After that, I went on a road trip with my Manlet (yep, we’re still a thing) down through the States. We visited his extended family, which was lovely. Also, we went to Cedar Point! I think I’ve mentioned that my love for roller coasters knows no bounds? :D
After returning home to Kingston, Ontario, I started looking for a “real” job. The summer is a terrible time for me, financially. A good chunk of my income comes from teaching creative writing lessons. Obviously, those end for the summer, and for a few months I end up barely making it. “I’ll just get a summer job,” I thought. “Easy, right?” Good Lord. Not easy. Not in a university town. I did end up finally landing a job at a Girl Guide’s summer camp. I aced the interview, bought some sunscreen and an ugly hat, and went to a week of training.
In vain. The night before my first day of work, I dislocated my hip while wrestling a bear.
I wish I actually had a great story like that… in reality, I sat up from watching a TV show in bed and suddenly I was in agony. Do you like that story better? I didn’t think so.
I fixed the dislocation myself, since I dislocate on a fairly regular basis and have been taught the fixes. Unfortunately, the pain was still intense. Off I went to the hospital, my boyfriend helping me hobble down the street. A few hours and an x-ray later, I was free to go. No exorbitant hospital fees! Yay, Canada! I called work up and let them know, and a fiasco ensued. I wasn’t allowed to come back to work for a week. Fine. A week later, they called to let me know they thought I should take another two weeks.
It was time to find another solution. I quit. I had to. After spending a day in self-pity at home and two days on the streets and the internet searching for a solution, this is what I came up with:
Yep. The Fiddling Fairy. I donned my wings, applied for a busking license at the City Hall, and got to it. I made three days wages in an afternoon and had the time of my life. I did it for the rest of the summer. Here’s a journal note from that first day:
My day has been phenomenal, weird, unexpected, and awesome! Some highlights / stories:

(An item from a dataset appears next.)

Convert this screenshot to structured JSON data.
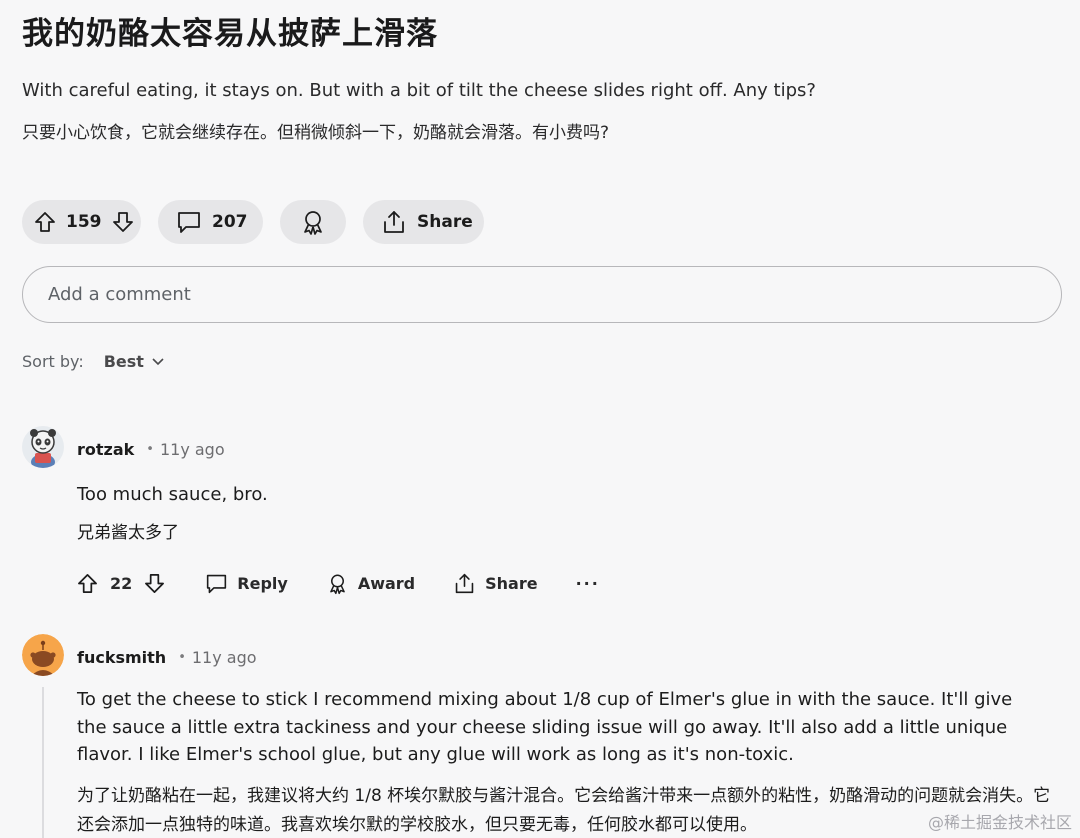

– The little girl who shyly came up to tell me she’s been reading Peter Pan for the first time and hopes I can find my way back to Neverland soon.
– The very sick lady who sat with me for at least half an hour and insisted I play “Daisy” for her. She sang along, and tipped me a ten, “just in case you’re homeless and really need it.”
– The autistic man who clapped for me and asked if I’d be his girlfriend.
– The winks and nods and smiles and high fives I got from passerby.
– The two slightly unkempt band guys who invited me to join their band “because they need a chick to be official” and gave me their info. Uh, thanks?
– The man who, with a tear in his eye, said that I reminded him of his brother who used to play violin.
– The preteen with the blue braces who walked by five times before she got up the courage to say hi and tell me that she just started playing a few months ago and I’ve inspired her to work through the miserable hard beginning part.
– The baby that stopped crying to watch with wide eyes. His parents tipped me a five.
– The woman who invited me to play on Wednesday and Thursday at a fairy festival. She says she’ll pay me. (note: I ended up working as a “fairy nanny” for this woman’s two daughters off and on for the rest of the summer)
I worked for 2.5 hours and made 2.5 times what I typically make for one full day of “real” work. Plus, I brought a little weirdness and beauty to the world, and I made people smile, remember, and care. I feel pretty satisfied with today, and I think I may have found something I really love.
Today is the last day of my summer. Tomorrow my third year of university (the second at Queen’s) begins. My schedule for the year looks insane. I’ll be teaching, freelancing, taking as many classes as I can manage, and working with WUSC to help mentor refugee students at Queen’s. I’m looking forward to it!
I’ve put together a photo essay with these and other highlights. Check it out! :)